[Problem to work on] Write all of the entries again. Keep them exactly as they are.

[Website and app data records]
——
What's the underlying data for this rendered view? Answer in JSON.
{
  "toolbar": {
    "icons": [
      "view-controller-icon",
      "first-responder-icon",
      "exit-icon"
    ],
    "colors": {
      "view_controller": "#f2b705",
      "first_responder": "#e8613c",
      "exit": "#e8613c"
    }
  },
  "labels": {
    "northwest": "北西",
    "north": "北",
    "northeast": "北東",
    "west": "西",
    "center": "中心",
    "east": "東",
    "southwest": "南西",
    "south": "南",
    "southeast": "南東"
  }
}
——
[Exercise output]
What's the underlying data for this rendered view? Answer in JSON.
{
  "toolbar": {
    "icons": [
      "view-controller-icon",
      "first-responder-icon",
      "exit-icon"
    ],
    "colors": {
      "view_controller": "#f2b705",
      "first_responder": "#e8613c",
      "exit": "#e8613c"
    }
  },
  "labels": {
    "northwest": "北西",
    "north": "北",
    "northeast": "北東",
    "west": "西",
    "center": "中心",
    "east": "東",
    "southwest": "南西",
    "south": "南",
    "southeast": "南東"
  }
}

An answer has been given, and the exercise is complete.